“I love Grand Prix racing, so I’ve really enjoyed having all the opportunities this year to go racing on a Sunday. Of course, there have been some frustrations with reliability, and I’ve made some mistakes on track, such as in Australia when I crashed into Alex Wurz but, that said, I’ve been really pushing and doing the best I can out on track to help the team move forward, using my experience.

“The team’s growing, there’s a lot of good people within Red Bull Racing and lots of employees that have come from other teams and moved up into higher roles within Red Bull. They’ve stepped up and grown into their new roles, so it’s an exciting time. That’s one of the things I love to see off track - how you can bring hundreds of people together working in harmony towards one common goal.”

Mark Webber, Red Bull
Championship position: 12th (10 points)
Best race result: 3rd (x1), Best qualifying: 5th (x1)

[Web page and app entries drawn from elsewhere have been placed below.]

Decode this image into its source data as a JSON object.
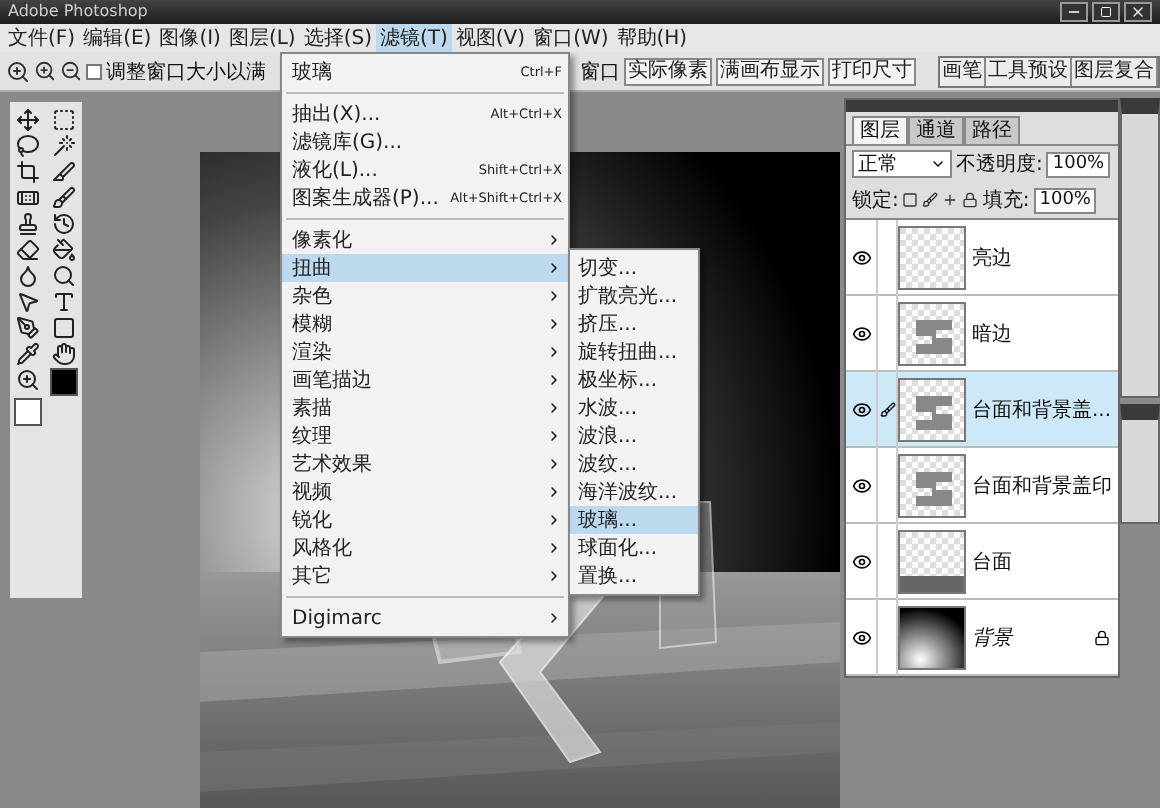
{
  "window": {
    "title": "Adobe Photoshop"
  },
  "menu_bar": [
    {
      "label": "文件(F)",
      "selected": false
    },
    {
      "label": "编辑(E)",
      "selected": false
    },
    {
      "label": "图像(I)",
      "selected": false
    },
    {
      "label": "图层(L)",
      "selected": false
    },
    {
      "label": "选择(S)",
      "selected": false
    },
    {
      "label": "滤镜(T)",
      "selected": true
    },
    {
      "label": "视图(V)",
      "selected": false
    },
    {
      "label": "窗口(W)",
      "selected": false
    },
    {
      "label": "帮助(H)",
      "selected": false
    }
  ],
  "options_bar": {
    "checkbox": {
      "label": "调整窗口大小以满",
      "checked": false
    },
    "trailing_label": "窗口",
    "buttons": [
      "实际像素",
      "满画布显示",
      "打印尺寸"
    ]
  },
  "palette_well": {
    "tabs": [
      "画笔",
      "工具预设",
      "图层复合"
    ]
  },
  "filter_menu": {
    "items": [
      {
        "kind": "item",
        "label": "玻璃",
        "shortcut": "Ctrl+F",
        "submenu": false,
        "selected": false
      },
      {
        "kind": "separator"
      },
      {
        "kind": "item",
        "label": "抽出(X)...",
        "shortcut": "Alt+Ctrl+X",
        "submenu": false,
        "selected": false
      },
      {
        "kind": "item",
        "label": "滤镜库(G)...",
        "submenu": false,
        "selected": false
      },
      {
        "kind": "item",
        "label": "液化(L)...",
        "shortcut": "Shift+Ctrl+X",
        "submenu": false,
        "selected": false
      },
      {
        "kind": "item",
        "label": "图案生成器(P)...",
        "shortcut": "Alt+Shift+Ctrl+X",
        "submenu": false,
        "selected": false
      },
      {
        "kind": "separator"
      },
      {
        "kind": "item",
        "label": "像素化",
        "submenu": true,
        "selected": false
      },
      {
        "kind": "item",
        "label": "扭曲",
        "submenu": true,
        "selected": true
      },
      {
        "kind": "item",
        "label": "杂色",
        "submenu": true,
        "selected": false
      },
      {
        "kind": "item",
        "label": "模糊",
        "submenu": true,
        "selected": false
      },
      {
        "kind": "item",
        "label": "渲染",
        "submenu": true,
        "selected": false
      },
      {
        "kind": "item",
        "label": "画笔描边",
        "submenu": true,
        "selected": false
      },
      {
        "kind": "item",
        "label": "素描",
        "submenu": true,
        "selected": false
      },
      {
        "kind": "item",
        "label": "纹理",
        "submenu": true,
        "selected": false
      },
      {
        "kind": "item",
        "label": "艺术效果",
        "submenu": true,
        "selected": false
      },
      {
        "kind": "item",
        "label": "视频",
        "submenu": true,
        "selected": false
      },
      {
        "kind": "item",
        "label": "锐化",
        "submenu": true,
        "selected": false
      },
      {
        "kind": "item",
        "label": "风格化",
        "submenu": true,
        "selected": false
      },
      {
        "kind": "item",
        "label": "其它",
        "submenu": true,
        "selected": false
      },
      {
        "kind": "separator"
      },
      {
        "kind": "item",
        "label": "Digimarc",
        "submenu": true,
        "selected": false
      }
    ],
    "submenu": [
      {
        "label": "切变...",
        "selected": false
      },
      {
        "label": "扩散亮光...",
        "selected": false
      },
      {
        "label": "挤压...",
        "selected": false
      },
      {
        "label": "旋转扭曲...",
        "selected": false
      },
      {
        "label": "极坐标...",
        "selected": false
      },
      {
        "label": "水波...",
        "selected": false
      },
      {
        "label": "波浪...",
        "selected": false
      },
      {
        "label": "波纹...",
        "selected": false
      },
      {
        "label": "海洋波纹...",
        "selected": false
      },
      {
        "label": "玻璃...",
        "selected": true
      },
      {
        "label": "球面化...",
        "selected": false
      },
      {
        "label": "置换...",
        "selected": false
      }
    ]
  },
  "layers_panel": {
    "tabs": [
      {
        "label": "图层",
        "selected": true
      },
      {
        "label": "通道",
        "selected": false
      },
      {
        "label": "路径",
        "selected": false
      }
    ],
    "blend_mode": "正常",
    "opacity_label": "不透明度:",
    "opacity": "100%",
    "lock_label": "锁定:",
    "fill_label": "填充:",
    "fill": "100%",
    "layers": [
      {
        "name": "亮边",
        "kind": "transparent",
        "visible": true,
        "selected": false,
        "locked": false
      },
      {
        "name": "暗边",
        "kind": "glyph",
        "visible": true,
        "selected": false,
        "locked": false
      },
      {
        "name": "台面和背景盖...",
        "kind": "glyph",
        "visible": true,
        "selected": true,
        "locked": false
      },
      {
        "name": "台面和背景盖印",
        "kind": "glyph",
        "visible": true,
        "selected": false,
        "locked": false
      },
      {
        "name": "台面",
        "kind": "floor",
        "visible": true,
        "selected": false,
        "locked": false
      },
      {
        "name": "背景",
        "kind": "gradient",
        "visible": true,
        "selected": false,
        "locked": true
      }
    ]
  }
}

“Looking back at the season, personally I’m very happy with my performance and consistency. I’ve shown pace in qualifying and also the races. Obviously there have been a few incidents, particularly the one in Fuji that took me out of the race, that was disappointing, and also the one in Canada with the safety car. Both incidents cost us a lot of points, but that’s the game we’re in, that’s the sport and you just have to keep working hard.

“The drivers’ championship has been a little bit mixed up this year, with a few crazy races. If I’d have finished better in Fuji, my position in the standings would have been very different, but this is not the case and the points are not there. It has been difficult for a lot of teams to get points this year and, after BMW, the points have been spread out very thinly. I don’t think the points reflect the season I’ve had as a driver, but that’s how it is and I’m looking forward to improving next year.

“Overall, looking at F1 as a whole, the season has been good. Yes, there were some politics off track, but at the last race everyone was already focusing on the three drivers fighting for the championship, so I think the off-track politics were forgotten pretty quickly, and that’s a good thing.”